▶ DATA SUPPLIED
----------------

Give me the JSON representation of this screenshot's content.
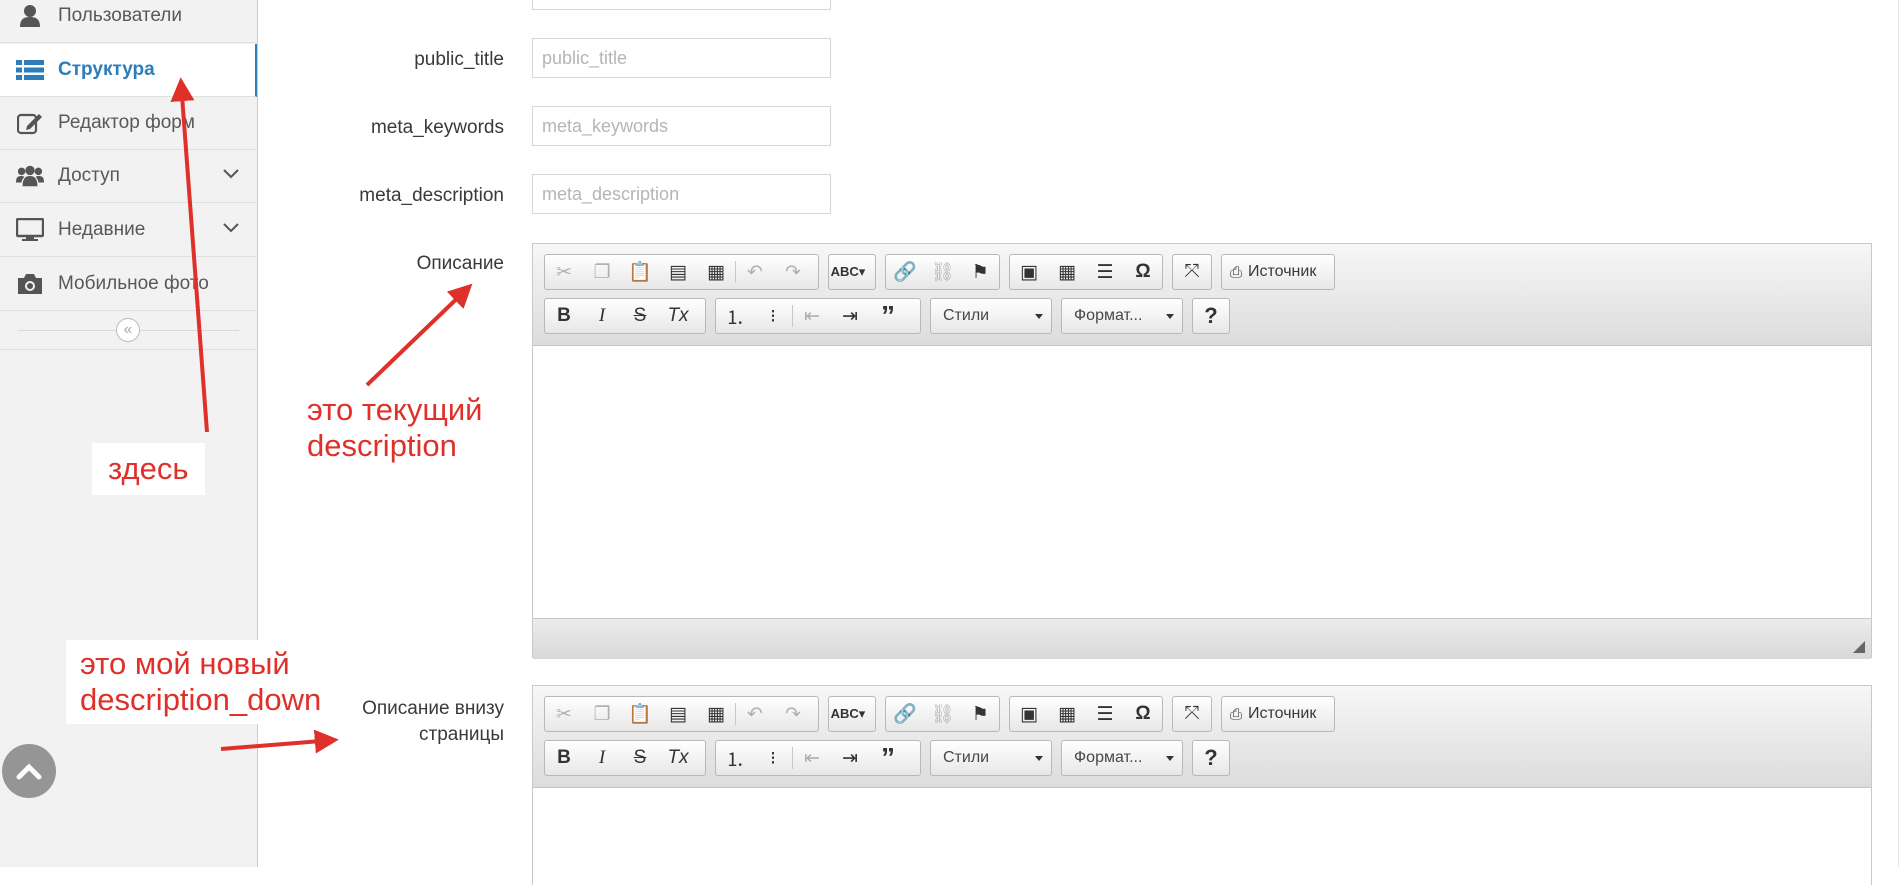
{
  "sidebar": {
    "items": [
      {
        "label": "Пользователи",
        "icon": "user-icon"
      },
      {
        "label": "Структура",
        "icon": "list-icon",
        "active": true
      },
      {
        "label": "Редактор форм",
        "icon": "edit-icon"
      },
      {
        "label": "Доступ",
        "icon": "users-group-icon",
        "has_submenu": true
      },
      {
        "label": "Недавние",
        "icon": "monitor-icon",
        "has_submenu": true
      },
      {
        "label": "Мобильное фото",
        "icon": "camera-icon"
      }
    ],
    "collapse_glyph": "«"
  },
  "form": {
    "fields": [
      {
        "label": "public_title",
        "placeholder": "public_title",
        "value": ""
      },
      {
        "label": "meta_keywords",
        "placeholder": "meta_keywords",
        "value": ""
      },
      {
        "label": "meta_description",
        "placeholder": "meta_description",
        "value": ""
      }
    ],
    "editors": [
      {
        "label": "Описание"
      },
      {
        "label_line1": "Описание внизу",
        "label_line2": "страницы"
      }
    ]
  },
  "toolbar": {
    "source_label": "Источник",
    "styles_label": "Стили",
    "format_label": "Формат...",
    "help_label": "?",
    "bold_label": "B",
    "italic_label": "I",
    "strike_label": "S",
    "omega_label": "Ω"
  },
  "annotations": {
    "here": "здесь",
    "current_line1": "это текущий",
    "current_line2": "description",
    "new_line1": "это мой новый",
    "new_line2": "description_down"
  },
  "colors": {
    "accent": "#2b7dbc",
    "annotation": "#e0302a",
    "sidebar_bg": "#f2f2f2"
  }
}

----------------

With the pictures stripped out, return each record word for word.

▶ WRITTEN RESPONSE
Give me the JSON representation of this screenshot's content.
{
  "sidebar": {
    "items": [
      {
        "label": "Пользователи",
        "icon": "user-icon"
      },
      {
        "label": "Структура",
        "icon": "list-icon",
        "active": true
      },
      {
        "label": "Редактор форм",
        "icon": "edit-icon"
      },
      {
        "label": "Доступ",
        "icon": "users-group-icon",
        "has_submenu": true
      },
      {
        "label": "Недавние",
        "icon": "monitor-icon",
        "has_submenu": true
      },
      {
        "label": "Мобильное фото",
        "icon": "camera-icon"
      }
    ],
    "collapse_glyph": "«"
  },
  "form": {
    "fields": [
      {
        "label": "public_title",
        "placeholder": "public_title",
        "value": ""
      },
      {
        "label": "meta_keywords",
        "placeholder": "meta_keywords",
        "value": ""
      },
      {
        "label": "meta_description",
        "placeholder": "meta_description",
        "value": ""
      }
    ],
    "editors": [
      {
        "label": "Описание"
      },
      {
        "label_line1": "Описание внизу",
        "label_line2": "страницы"
      }
    ]
  },
  "toolbar": {
    "source_label": "Источник",
    "styles_label": "Стили",
    "format_label": "Формат...",
    "help_label": "?",
    "bold_label": "B",
    "italic_label": "I",
    "strike_label": "S",
    "omega_label": "Ω"
  },
  "annotations": {
    "here": "здесь",
    "current_line1": "это текущий",
    "current_line2": "description",
    "new_line1": "это мой новый",
    "new_line2": "description_down"
  },
  "colors": {
    "accent": "#2b7dbc",
    "annotation": "#e0302a",
    "sidebar_bg": "#f2f2f2"
  }
}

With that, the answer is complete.